  • Children are ready for school
  • Families are ready to support children’s learning
  • Schools are ready for children

Table 3 compares how each type of goal is reviewed, revised, tracked, and analyzed to support program-level school readiness goals.

 

Table 3: How Different Types of Goals Support School Readiness

Program Goals: Reviewed and Revised
School Readiness Goals: Reviewed and Revised
  • Reviewed and revised only if program and community assessment data  indicate the goal is no longer relevant
  • May be revised as other goals are accomplished
  • May be revised as program, state, national, or tribal priorities are modified or emerging issues are identified
  • May not change from year to year unless the context changes (e.g., there is a shift in program demographics, a need to realign with local education agency, state, or tribal early learning standards or guidelines, or need to incorporate parent input)
Program Goals: Tracked and Analyzed
School Readiness Goals: Tracked and Analyzed
  • Objectives related to program goals are measurable to enable programs to track progress throughout the five-year grant cycle, as well as analyze impact at the end of five years
  • Progress toward goals is tracked using different tools or methods and by analyzing relevant data sources
  • Based on child-level assessment data, this is aggregated and analyzed at least three times a year; except in programs operating fewer than 90 days, aggregation and analysis includes sub-groups as appropriate, such as DLLs and children with disabilities
  • Includes data that measures features such as adult-child interaction, professional development efforts for staff, responsive environment, curriculum fidelity, parent and family input, etc.
  • Includes disaggregated child assessment data that is compared with other data collected by the grantees, such as individual child health data, individual child attendance data, human resource data, and fiscal data
  • Includes the collection and analysis of individual child attendance data within the first 60 days of program operation (fewer than 60 days for Migrant and Seasonal Head Start), and on a regular basis thereafter, to identify children with patterns of absence that put them at risk of missing 10 percent of program days per year
    • In some cases, includes comparison with other aggregated child level assessment data from the state, local pre-K programs, and other sources

Question Mark IconHow does your program ensure that the program goals and school readiness goals are aligned?

Understanding the similarities and differences between program goals and school readiness goals is an important part of planning. Ultimately, program and school readiness goals, along with measurable objectives, all work together to strengthen high-quality, comprehensive services to children and families.

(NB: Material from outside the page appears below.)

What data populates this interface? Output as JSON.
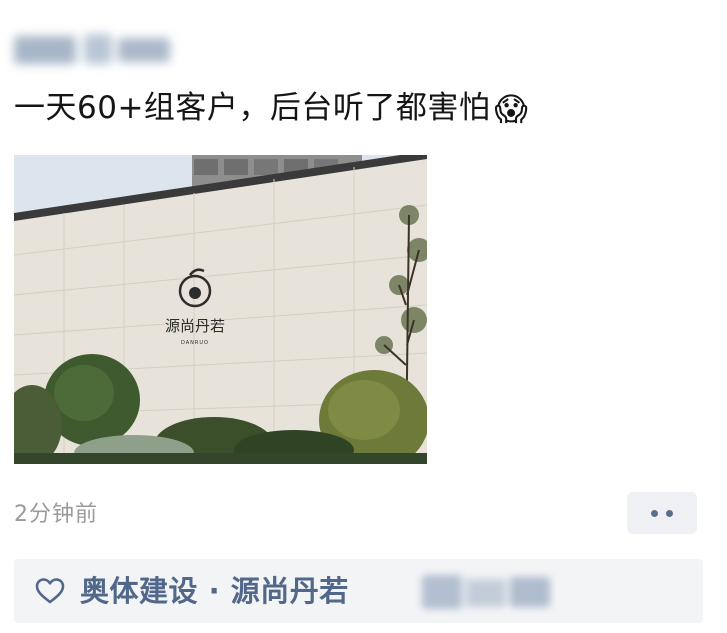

Topic:Program Planning

Resource Type: Article

National Centers: Program Management and Fiscal Operations

Last Updated: February 4, 2019